• ASSIGNMENT
Every entry below, from first to last, should be copied exactly.

§ §

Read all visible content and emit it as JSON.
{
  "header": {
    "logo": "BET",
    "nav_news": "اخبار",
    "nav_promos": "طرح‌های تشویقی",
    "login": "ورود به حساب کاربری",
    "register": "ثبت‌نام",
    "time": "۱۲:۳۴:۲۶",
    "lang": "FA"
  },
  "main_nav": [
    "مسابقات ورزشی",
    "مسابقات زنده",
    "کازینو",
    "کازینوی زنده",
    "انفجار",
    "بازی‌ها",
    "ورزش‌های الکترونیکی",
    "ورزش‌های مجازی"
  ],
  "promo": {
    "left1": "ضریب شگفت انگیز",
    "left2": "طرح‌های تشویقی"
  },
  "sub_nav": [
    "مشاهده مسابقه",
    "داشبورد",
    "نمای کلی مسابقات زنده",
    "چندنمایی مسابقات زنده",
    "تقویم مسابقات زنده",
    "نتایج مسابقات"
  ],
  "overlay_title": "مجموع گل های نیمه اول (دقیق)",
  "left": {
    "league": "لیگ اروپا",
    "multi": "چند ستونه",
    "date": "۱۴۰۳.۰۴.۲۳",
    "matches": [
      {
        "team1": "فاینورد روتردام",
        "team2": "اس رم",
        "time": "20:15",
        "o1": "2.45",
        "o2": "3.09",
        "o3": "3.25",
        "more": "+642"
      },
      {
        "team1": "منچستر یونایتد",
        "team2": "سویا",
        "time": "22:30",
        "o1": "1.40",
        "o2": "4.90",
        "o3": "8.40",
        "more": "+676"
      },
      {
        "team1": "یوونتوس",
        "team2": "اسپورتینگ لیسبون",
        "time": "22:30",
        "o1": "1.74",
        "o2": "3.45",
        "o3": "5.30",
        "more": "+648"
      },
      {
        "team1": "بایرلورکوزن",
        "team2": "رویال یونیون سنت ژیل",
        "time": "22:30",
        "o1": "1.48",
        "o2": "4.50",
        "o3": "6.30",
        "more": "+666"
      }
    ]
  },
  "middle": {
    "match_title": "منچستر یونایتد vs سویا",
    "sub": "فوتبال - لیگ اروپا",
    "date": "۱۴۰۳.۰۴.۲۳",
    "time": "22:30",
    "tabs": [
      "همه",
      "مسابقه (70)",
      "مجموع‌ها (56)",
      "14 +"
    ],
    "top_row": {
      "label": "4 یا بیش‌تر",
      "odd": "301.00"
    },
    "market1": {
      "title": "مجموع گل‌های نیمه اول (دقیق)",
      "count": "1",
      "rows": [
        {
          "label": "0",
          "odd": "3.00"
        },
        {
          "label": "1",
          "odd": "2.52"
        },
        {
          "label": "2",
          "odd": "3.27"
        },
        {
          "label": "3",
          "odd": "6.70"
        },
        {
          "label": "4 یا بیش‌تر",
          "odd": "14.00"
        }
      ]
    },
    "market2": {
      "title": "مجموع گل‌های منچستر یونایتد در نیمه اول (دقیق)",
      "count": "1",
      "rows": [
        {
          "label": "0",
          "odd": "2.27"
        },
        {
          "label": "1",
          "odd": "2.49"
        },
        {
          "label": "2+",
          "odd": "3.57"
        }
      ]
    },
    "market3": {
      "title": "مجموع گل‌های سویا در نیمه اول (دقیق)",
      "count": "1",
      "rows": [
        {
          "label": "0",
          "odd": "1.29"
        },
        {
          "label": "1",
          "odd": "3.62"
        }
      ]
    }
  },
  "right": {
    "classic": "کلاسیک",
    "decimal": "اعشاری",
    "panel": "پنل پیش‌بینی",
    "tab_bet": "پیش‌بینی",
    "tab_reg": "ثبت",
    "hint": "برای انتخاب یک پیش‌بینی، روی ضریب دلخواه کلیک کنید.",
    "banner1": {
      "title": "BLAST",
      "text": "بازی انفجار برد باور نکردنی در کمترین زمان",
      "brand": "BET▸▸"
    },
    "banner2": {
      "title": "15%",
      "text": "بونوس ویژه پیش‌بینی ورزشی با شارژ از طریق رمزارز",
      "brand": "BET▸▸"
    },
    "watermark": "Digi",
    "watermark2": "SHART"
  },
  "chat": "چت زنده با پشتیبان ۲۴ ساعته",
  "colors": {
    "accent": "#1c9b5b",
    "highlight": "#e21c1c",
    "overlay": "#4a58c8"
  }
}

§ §

• REPLY TO THE EXERCISE
Read all visible content and emit it as JSON.
{
  "header": {
    "logo": "BET",
    "nav_news": "اخبار",
    "nav_promos": "طرح‌های تشویقی",
    "login": "ورود به حساب کاربری",
    "register": "ثبت‌نام",
    "time": "۱۲:۳۴:۲۶",
    "lang": "FA"
  },
  "main_nav": [
    "مسابقات ورزشی",
    "مسابقات زنده",
    "کازینو",
    "کازینوی زنده",
    "انفجار",
    "بازی‌ها",
    "ورزش‌های الکترونیکی",
    "ورزش‌های مجازی"
  ],
  "promo": {
    "left1": "ضریب شگفت انگیز",
    "left2": "طرح‌های تشویقی"
  },
  "sub_nav": [
    "مشاهده مسابقه",
    "داشبورد",
    "نمای کلی مسابقات زنده",
    "چندنمایی مسابقات زنده",
    "تقویم مسابقات زنده",
    "نتایج مسابقات"
  ],
  "overlay_title": "مجموع گل های نیمه اول (دقیق)",
  "left": {
    "league": "لیگ اروپا",
    "multi": "چند ستونه",
    "date": "۱۴۰۳.۰۴.۲۳",
    "matches": [
      {
        "team1": "فاینورد روتردام",
        "team2": "اس رم",
        "time": "20:15",
        "o1": "2.45",
        "o2": "3.09",
        "o3": "3.25",
        "more": "+642"
      },
      {
        "team1": "منچستر یونایتد",
        "team2": "سویا",
        "time": "22:30",
        "o1": "1.40",
        "o2": "4.90",
        "o3": "8.40",
        "more": "+676"
      },
      {
        "team1": "یوونتوس",
        "team2": "اسپورتینگ لیسبون",
        "time": "22:30",
        "o1": "1.74",
        "o2": "3.45",
        "o3": "5.30",
        "more": "+648"
      },
      {
        "team1": "بایرلورکوزن",
        "team2": "رویال یونیون سنت ژیل",
        "time": "22:30",
        "o1": "1.48",
        "o2": "4.50",
        "o3": "6.30",
        "more": "+666"
      }
    ]
  },
  "middle": {
    "match_title": "منچستر یونایتد vs سویا",
    "sub": "فوتبال - لیگ اروپا",
    "date": "۱۴۰۳.۰۴.۲۳",
    "time": "22:30",
    "tabs": [
      "همه",
      "مسابقه (70)",
      "مجموع‌ها (56)",
      "14 +"
    ],
    "top_row": {
      "label": "4 یا بیش‌تر",
      "odd": "301.00"
    },
    "market1": {
      "title": "مجموع گل‌های نیمه اول (دقیق)",
      "count": "1",
      "rows": [
        {
          "label": "0",
          "odd": "3.00"
        },
        {
          "label": "1",
          "odd": "2.52"
        },
        {
          "label": "2",
          "odd": "3.27"
        },
        {
          "label": "3",
          "odd": "6.70"
        },
        {
          "label": "4 یا بیش‌تر",
          "odd": "14.00"
        }
      ]
    },
    "market2": {
      "title": "مجموع گل‌های منچستر یونایتد در نیمه اول (دقیق)",
      "count": "1",
      "rows": [
        {
          "label": "0",
          "odd": "2.27"
        },
        {
          "label": "1",
          "odd": "2.49"
        },
        {
          "label": "2+",
          "odd": "3.57"
        }
      ]
    },
    "market3": {
      "title": "مجموع گل‌های سویا در نیمه اول (دقیق)",
      "count": "1",
      "rows": [
        {
          "label": "0",
          "odd": "1.29"
        },
        {
          "label": "1",
          "odd": "3.62"
        }
      ]
    }
  },
  "right": {
    "classic": "کلاسیک",
    "decimal": "اعشاری",
    "panel": "پنل پیش‌بینی",
    "tab_bet": "پیش‌بینی",
    "tab_reg": "ثبت",
    "hint": "برای انتخاب یک پیش‌بینی، روی ضریب دلخواه کلیک کنید.",
    "banner1": {
      "title": "BLAST",
      "text": "بازی انفجار برد باور نکردنی در کمترین زمان",
      "brand": "BET▸▸"
    },
    "banner2": {
      "title": "15%",
      "text": "بونوس ویژه پیش‌بینی ورزشی با شارژ از طریق رمزارز",
      "brand": "BET▸▸"
    },
    "watermark": "Digi",
    "watermark2": "SHART"
  },
  "chat": "چت زنده با پشتیبان ۲۴ ساعته",
  "colors": {
    "accent": "#1c9b5b",
    "highlight": "#e21c1c",
    "overlay": "#4a58c8"
  }
}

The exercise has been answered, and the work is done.